Mindfulness helping in the fight against Anxiety

Mindfulness helping in the fight against Anxiety

Mindfulness is a process that leads to a mental state characterized by nonjudgmental awareness of the present experiences, such as sensations, thoughts, bodily states, and the environment. It enables us to distance ourselves from our thoughts and feelings without labeling them as good or bad.

 

Anxiety is the mind and body's reaction to stressful, dangerous, or unfamiliar situations. It's the sense of uneasiness, distress, or dread you feel before a significant event. A certain level of anxiety helps us stay alert and aware, but for those suffering from an anxiety disorder, it feels far from normal - it can be completely debilitating.

 

An anxious person will report an unreasonable exaggeration of threats, repetitive negative thinking, hyper-arousal, and a strong identification with fear. The fight-or-flight response kicks into overdrive.

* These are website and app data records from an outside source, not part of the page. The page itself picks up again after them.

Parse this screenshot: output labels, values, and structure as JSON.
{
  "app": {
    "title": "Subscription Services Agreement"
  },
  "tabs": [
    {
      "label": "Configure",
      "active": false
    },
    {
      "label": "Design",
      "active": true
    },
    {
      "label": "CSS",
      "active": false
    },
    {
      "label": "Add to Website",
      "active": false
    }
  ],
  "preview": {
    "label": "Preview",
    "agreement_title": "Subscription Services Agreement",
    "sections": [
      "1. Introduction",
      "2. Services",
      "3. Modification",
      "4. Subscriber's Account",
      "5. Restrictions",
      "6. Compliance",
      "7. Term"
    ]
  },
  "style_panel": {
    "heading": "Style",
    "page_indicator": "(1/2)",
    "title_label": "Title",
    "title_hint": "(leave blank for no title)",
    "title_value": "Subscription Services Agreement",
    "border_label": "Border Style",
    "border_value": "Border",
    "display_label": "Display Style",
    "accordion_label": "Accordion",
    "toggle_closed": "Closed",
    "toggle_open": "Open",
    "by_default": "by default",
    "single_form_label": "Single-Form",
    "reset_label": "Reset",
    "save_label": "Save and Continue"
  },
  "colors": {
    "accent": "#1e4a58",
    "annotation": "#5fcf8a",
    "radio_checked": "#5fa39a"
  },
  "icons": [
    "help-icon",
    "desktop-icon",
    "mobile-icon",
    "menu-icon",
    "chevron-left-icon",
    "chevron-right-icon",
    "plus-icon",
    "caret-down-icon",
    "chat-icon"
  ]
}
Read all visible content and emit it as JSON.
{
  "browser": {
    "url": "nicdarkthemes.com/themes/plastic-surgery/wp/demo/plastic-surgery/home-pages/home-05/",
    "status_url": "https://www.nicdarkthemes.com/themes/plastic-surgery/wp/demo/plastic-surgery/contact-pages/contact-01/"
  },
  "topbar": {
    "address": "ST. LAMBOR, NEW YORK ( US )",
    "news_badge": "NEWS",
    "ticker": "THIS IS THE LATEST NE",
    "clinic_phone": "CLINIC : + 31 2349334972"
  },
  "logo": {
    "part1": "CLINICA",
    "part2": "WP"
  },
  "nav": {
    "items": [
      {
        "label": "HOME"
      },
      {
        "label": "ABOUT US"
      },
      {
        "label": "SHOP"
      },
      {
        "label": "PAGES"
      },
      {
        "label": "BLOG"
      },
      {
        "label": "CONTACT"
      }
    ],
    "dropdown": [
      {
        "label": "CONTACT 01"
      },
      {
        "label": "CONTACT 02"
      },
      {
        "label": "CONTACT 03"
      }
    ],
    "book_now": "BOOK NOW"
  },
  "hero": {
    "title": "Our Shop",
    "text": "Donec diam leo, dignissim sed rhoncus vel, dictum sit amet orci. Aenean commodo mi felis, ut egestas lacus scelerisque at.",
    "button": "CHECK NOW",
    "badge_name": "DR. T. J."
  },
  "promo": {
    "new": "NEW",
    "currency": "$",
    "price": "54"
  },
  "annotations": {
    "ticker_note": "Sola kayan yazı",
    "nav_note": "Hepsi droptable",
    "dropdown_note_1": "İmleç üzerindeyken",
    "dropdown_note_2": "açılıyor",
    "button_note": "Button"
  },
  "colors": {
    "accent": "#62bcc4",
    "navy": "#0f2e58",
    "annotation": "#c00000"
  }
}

By focusing our attention on the present moment, mindfulness counteracts rumination and worrying. Worrying about the future (e.g. I better remember to pay those bills and clean my house this weekend) and ruminating about the past (e.g., I should have done this rather than that) are generally maladaptive thinking processes. Mindfulness can be an important tool for helping us to better focus on the present moment.

 

Mindfulness helps us reduce anxiety and depression. Mindfulness teaches us how to respond to stress with awareness of what is happening in the present moment, rather than simply acting instinctively, unaware of what emotions or motives may be driving that decision. By teaching awareness for one's physical and mental state in the moment, mindfulness allows for more adaptive reactions to difficult situations.

 

 

Beyond Blue states:

 

“The research tells us that practising mindfulness does have some benefits for mental health wellbeing and for managing depression and anxiety. It is also helpful when it comes to managing some long-term physical conditions, helping the patient to better deal with pain or discomfort.

Many people who practise mindfulness report a number of tangible benefits, such as:

  • Improved memory
  • Better concentration
  • More flexibility in their thinking
  • Greater ability to focus
  • Less rumination (when the mind gets over chatty!)
  • Better stress management
  • Higher satisfaction with relationships and quality of life

 

 

Image: Heidi Forbes Oste